    Pandora And T-Mobile Roll Out Reward-Based Video In Effort To Boost Engagement

    "We’re seeing that by allowing people to opt into their video ads and choose when it’s worth it for them to watch something, that intent drives truly deep engagement," says Pandora SVP Lizzie Widhelm.

    Pandora’s latest attempt to battle for the engagement of people on-the-go is turning to video, where the music streaming platform is releasing its performance-based Video Plus ad format to connect brands and listeners.

    The video ad product, which Pandora began testing last fall, enables brands to pay only when users watch 15 seconds of a video ad, the company said in a blog post.
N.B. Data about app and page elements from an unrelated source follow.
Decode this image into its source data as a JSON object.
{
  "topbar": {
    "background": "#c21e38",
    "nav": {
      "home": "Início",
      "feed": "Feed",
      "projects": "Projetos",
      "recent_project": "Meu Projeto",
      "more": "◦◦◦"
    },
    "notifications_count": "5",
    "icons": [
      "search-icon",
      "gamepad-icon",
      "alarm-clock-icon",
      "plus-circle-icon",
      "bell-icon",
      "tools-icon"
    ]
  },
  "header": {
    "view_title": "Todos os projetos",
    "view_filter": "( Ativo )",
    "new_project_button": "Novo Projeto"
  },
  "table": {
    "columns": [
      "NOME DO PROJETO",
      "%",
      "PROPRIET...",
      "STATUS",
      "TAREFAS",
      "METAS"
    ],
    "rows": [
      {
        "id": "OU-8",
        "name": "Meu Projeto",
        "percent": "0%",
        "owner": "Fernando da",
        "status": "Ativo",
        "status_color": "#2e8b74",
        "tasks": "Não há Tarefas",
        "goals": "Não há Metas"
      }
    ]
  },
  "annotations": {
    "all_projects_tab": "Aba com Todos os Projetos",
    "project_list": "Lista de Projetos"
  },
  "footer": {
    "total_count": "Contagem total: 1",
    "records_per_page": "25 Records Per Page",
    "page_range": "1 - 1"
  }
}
    The performance-based format comes as retailers and location ad platforms seek to drive engagement — and win the trust — of brands with cost-per-visit ads that promise to “guarantee” by only charging for ads that actually helped drive in-store traffic.